Rule No. 1. When the Mercury 4-stroke is running, everyone on board must be wearing his or her life jacket. (The kill switch is attached to my jacket.) It amazes me that all boaters do not follow this rule. Should be a no-brainer; just like wearing a seat belt in a vehicle.
Rule No. 2. No alcohol on board. Sorry, but I’m a firm believer that alcohol and water do not mix whether you’re driving or riding in the boat. There will be plenty of time to toast the trophies with both feet on solid ground.
Rule No. 3. No minnows. Nothing against the little guys or those who use them but we’re strictly artificial bait. Our success over the years is a testimony to our choice.
Rule No. 4. Can’t stand on the rod lockers or railing of the boat. “Both feet on the floor,” is what we tell the grandkids. First off, it’s dangerous to put yourself in a position to fall out of the boat. Secondly, I’ll get you closer to the brush; just ask. There is also the case of the cracked lid of my boat’s rod locker.
Rule No. 5. No smoking. Yeah, I know, but the carpet in the boat is special. It has no burn holes and I can’t stand litter.
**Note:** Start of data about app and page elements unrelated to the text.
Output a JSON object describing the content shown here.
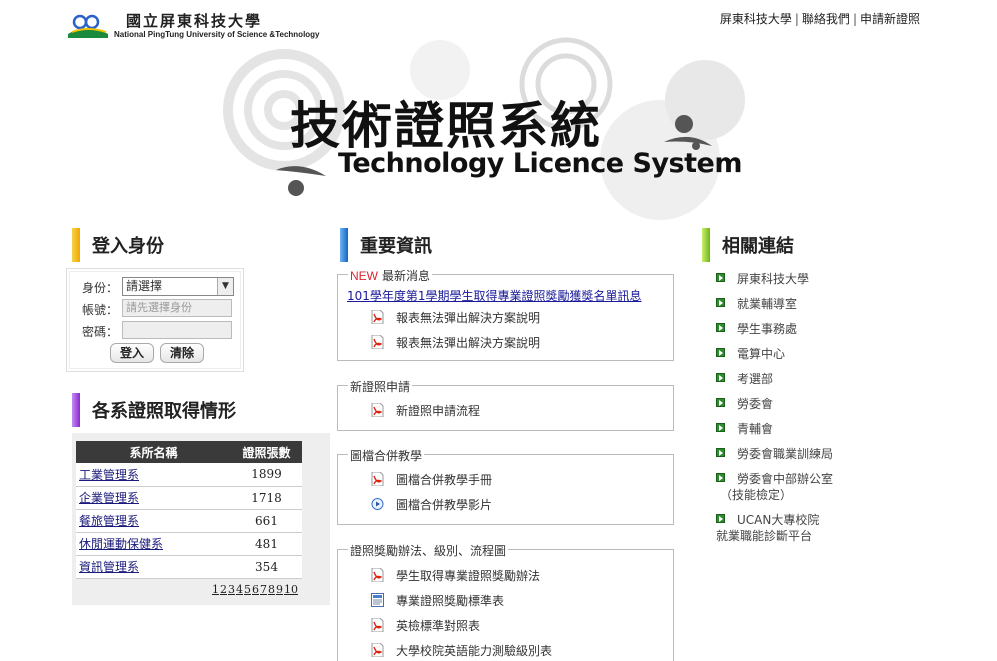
{
  "header": {
    "logo_zh": "國立屏東科技大學",
    "logo_en": "National PingTung University of Science &Technology",
    "links": [
      "屏東科技大學",
      "聯絡我們",
      "申請新證照"
    ]
  },
  "banner": {
    "title": "技術證照系統",
    "subtitle": "Technology Licence System"
  },
  "login": {
    "heading": "登入身份",
    "accent": "#f5b800",
    "identity_label": "身份：",
    "identity_value": "請選擇",
    "account_label": "帳號：",
    "account_placeholder": "請先選擇身份",
    "password_label": "密碼：",
    "login_button": "登入",
    "clear_button": "清除"
  },
  "dept": {
    "heading": "各系證照取得情形",
    "accent": "#9b3fd6",
    "col_name": "系所名稱",
    "col_count": "證照張數",
    "rows": [
      {
        "name": "工業管理系",
        "count": "1899"
      },
      {
        "name": "企業管理系",
        "count": "1718"
      },
      {
        "name": "餐旅管理系",
        "count": "661"
      },
      {
        "name": "休閒運動保健系",
        "count": "481"
      },
      {
        "name": "資訊管理系",
        "count": "354"
      }
    ],
    "pages": [
      "1",
      "2",
      "3",
      "4",
      "5",
      "6",
      "7",
      "8",
      "9",
      "10"
    ]
  },
  "info": {
    "heading": "重要資訊",
    "accent": "#1e7bd8",
    "news": {
      "new_badge": "NEW",
      "legend": "最新消息",
      "notice": "101學年度第1學期學生取得專業證照獎勵獲獎名單訊息",
      "items": [
        "報表無法彈出解決方案說明",
        "報表無法彈出解決方案說明"
      ]
    },
    "apply": {
      "legend": "新證照申請",
      "items": [
        "新證照申請流程"
      ]
    },
    "teaching": {
      "legend": "圖檔合併教學",
      "items": [
        "圖檔合併教學手冊",
        "圖檔合併教學影片"
      ]
    },
    "rules": {
      "legend": "證照獎勵辦法、級別、流程圖",
      "items": [
        "學生取得專業證照獎勵辦法",
        "專業證照獎勵標準表",
        "英檢標準對照表",
        "大學校院英語能力測驗級別表"
      ]
    }
  },
  "related": {
    "heading": "相關連結",
    "accent": "#8fd12a",
    "links": [
      [
        "屏東科技大學"
      ],
      [
        "就業輔導室"
      ],
      [
        "學生事務處"
      ],
      [
        "電算中心"
      ],
      [
        "考選部"
      ],
      [
        "勞委會"
      ],
      [
        "青輔會"
      ],
      [
        "勞委會職業訓練局"
      ],
      [
        "勞委會中部辦公室",
        "（技能檢定）"
      ],
      [
        "UCAN大專校院",
        "就業職能診斷平台"
      ]
    ]
  }
}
Rule No. 6. Can’t talk about what medication you are taking or what’s ailing you. This rule gets a little latitude and leeway since many of my crappie fishing friends are seniors. Guess what; most, if not all, disobey this rule because they are ailing or “on the take.” But, come on, we’re fishing to have fun and forget our cares and woes.
Rule No. 7. Release all largemouth bass. This one is fairly simple. There are many guys and gals, either sport or tournament fishin,’ for that “ol’ bigmouth bass” and depleting the numbers takes away from their chances. Granted, bass are a blast to catch and mighty tasty, too; but let’s give ‘em a break.
Rule No. 8. Crappie must be 9 inches in length to make the box. This rule has some latitude, especially if your grandkids hook and boat an 8-incher. “Can we keep him, grandpa?” You are aware of the answer, right?
Rule No. 9. Don’t brag about the biggest or the most. I shouldn’t have to go into detail. When said angler gets home, the story goes that they either caught or lost the biggest fish of the day and most times the line is, “I got so tired of catching I quit trying.”
Rule No. 10. Wear your hat backward or take the sucker off when we’re traveling high speed from one spot to another. It’s inconvenient, unsafe and silly to have to turn around and retrieve a soaked hat that you are not going to wear. (I always have a couple of spares in the rod locker.)
Well, what do you think? Although they are never posted, and only a few are strictly enforced, we have fun with them; and, that my friends, is what fishin’ is all about. Be safe out there; we’ll see you at ’Twain.
Larry Reid is host of “Outdoors with Larry Reid,” which airs at noon Sundays on WBGZ Radio, 1570 AM.